Here at Dynamic Signal, we see Employee Advocacy growing every day. We are working with more and more customers. We see the innovative ways they are adapting and tailoring our platform. But we understand that you can’t just take our word for it.
That’s why we’re happy that some of the most respected analysts continue to validate the category.
Back in April, we wrote how global analyst firms Gartner, Frost & Sullivan, and Altimeter recently covered the Employee Advocacy space. They not only detailed the rising rate of companies adopting Employee Advocacy, they provided objective proof for the business benefits of those programs.
More proof the category keeps on gaining momentum are two recent reports by more analyst heavyweights. A recent Forrester report, “Unraveling the Social Technology Web”, is essentially a how-to for companies that recognize the need to do more social marketing, but aren’t sure how to execute an Employee Advocacy program. As a “social marketing playbook”, Forrester does a great job in spelling out what capabilities you should look for in a social technology solution. The report also details which technical capabilities and features can support specific tactics like word-of-mouth, social ads, threaded discussions, reviews and more.
To prove the category is changing and growing rapidly, the report includes a chart that matches various customer lifecycle phases and social technologies with specific vendors. It’s handy information to help companies make smart buying decisions. When Forrester is making recommendations, you know it’s because their customers are asking about it.
The Employee Advocacy category gets a further boost with the report’s assertion that “social intelligence tools are the backbone of not just your social marketing practice but marketing in general.” Here Forrester details how social intelligence platforms have improved monitoring and messaging optimization and market research.
Another insightful report came from Gartner, who just released The Buy/Own/Advocate Customer Experience Journey. This is based on the concept that although word-of-mouth marketing is effective, companies need to motivate their customers to be advocates.
As Gartner’s Augie Ray recently said publicly, “Strong brands aren’t merely better at acquiring customers; they are better at keeping them and motivating them to tell others.” For evidence, Gartner shows how Starbucks became the third largest restaurant chain despite being outspent on advertising by their competition. Krispy Creme had 21 consecutive quarters of same-store growth without having an agency of record. All of these impressive numbers were the result of having a slew of loyal advocates. The Buy/Own/Advocate model is used by the Gartner for Marketing Leaders team, which we think is a tacit endorsement of the pioneering work we’ve been raving about for five years.

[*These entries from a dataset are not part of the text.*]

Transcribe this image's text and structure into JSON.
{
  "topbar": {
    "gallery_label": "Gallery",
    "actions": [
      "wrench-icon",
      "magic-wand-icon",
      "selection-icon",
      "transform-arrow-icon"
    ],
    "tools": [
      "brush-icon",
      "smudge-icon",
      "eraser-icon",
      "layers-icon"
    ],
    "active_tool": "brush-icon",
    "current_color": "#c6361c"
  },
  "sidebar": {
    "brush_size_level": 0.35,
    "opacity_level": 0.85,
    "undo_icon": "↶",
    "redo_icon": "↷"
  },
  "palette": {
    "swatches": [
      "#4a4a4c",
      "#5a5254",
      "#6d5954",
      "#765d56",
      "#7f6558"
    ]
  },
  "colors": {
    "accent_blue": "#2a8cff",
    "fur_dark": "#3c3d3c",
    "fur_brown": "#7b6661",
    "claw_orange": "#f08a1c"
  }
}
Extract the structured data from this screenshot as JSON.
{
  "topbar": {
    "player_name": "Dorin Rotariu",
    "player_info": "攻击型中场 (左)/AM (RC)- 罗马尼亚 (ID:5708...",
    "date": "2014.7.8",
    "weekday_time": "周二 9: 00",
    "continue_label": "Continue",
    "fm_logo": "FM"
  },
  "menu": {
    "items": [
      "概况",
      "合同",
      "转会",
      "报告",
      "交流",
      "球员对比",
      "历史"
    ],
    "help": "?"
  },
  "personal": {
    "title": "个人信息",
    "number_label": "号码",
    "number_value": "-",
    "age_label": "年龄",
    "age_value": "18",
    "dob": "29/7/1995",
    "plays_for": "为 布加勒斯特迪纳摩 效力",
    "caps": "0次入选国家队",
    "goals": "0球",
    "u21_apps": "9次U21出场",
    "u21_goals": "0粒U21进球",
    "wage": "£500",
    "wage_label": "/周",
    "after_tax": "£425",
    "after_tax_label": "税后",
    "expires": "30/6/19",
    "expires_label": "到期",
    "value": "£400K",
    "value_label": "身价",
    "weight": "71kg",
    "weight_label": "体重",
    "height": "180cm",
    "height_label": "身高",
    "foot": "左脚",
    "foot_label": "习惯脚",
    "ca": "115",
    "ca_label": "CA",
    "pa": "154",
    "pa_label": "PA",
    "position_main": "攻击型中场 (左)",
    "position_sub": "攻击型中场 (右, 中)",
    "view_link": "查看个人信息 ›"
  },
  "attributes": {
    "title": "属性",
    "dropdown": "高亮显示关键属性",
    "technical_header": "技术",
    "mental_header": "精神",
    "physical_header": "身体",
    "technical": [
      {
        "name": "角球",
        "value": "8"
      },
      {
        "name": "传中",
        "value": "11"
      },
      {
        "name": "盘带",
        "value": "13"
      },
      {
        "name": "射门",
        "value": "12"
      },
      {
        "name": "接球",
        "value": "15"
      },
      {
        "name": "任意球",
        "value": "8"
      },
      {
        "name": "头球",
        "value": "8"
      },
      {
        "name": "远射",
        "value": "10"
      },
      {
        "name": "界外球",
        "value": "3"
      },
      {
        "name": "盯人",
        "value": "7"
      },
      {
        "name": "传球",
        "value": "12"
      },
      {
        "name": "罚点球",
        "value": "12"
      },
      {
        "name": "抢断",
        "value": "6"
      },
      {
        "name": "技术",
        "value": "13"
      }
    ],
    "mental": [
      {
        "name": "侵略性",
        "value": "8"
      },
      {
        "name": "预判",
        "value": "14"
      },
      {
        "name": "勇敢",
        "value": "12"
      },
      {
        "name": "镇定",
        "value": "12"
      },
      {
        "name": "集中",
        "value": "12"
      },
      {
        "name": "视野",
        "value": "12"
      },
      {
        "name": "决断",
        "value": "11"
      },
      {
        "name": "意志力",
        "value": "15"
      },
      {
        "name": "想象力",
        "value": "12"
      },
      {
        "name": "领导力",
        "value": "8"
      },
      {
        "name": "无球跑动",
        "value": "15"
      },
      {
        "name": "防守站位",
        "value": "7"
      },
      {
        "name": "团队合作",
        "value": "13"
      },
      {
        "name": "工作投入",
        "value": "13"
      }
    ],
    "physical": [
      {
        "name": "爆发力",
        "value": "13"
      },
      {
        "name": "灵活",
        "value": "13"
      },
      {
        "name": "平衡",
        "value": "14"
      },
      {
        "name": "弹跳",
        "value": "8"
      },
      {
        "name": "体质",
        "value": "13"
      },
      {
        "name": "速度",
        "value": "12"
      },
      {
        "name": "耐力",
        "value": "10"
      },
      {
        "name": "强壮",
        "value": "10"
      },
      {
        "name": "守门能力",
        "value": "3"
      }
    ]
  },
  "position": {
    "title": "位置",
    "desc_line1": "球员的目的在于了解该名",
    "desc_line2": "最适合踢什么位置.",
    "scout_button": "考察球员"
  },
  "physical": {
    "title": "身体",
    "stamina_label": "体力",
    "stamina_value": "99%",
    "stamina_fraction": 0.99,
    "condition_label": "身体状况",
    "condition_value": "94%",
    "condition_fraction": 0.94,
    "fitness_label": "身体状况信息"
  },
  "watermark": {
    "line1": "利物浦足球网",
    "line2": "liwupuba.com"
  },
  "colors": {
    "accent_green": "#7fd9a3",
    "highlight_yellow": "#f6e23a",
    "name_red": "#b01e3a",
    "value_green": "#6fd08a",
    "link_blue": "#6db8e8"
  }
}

Watch this space for future analyst research and commentary talking about the state of advocacy marketing and more.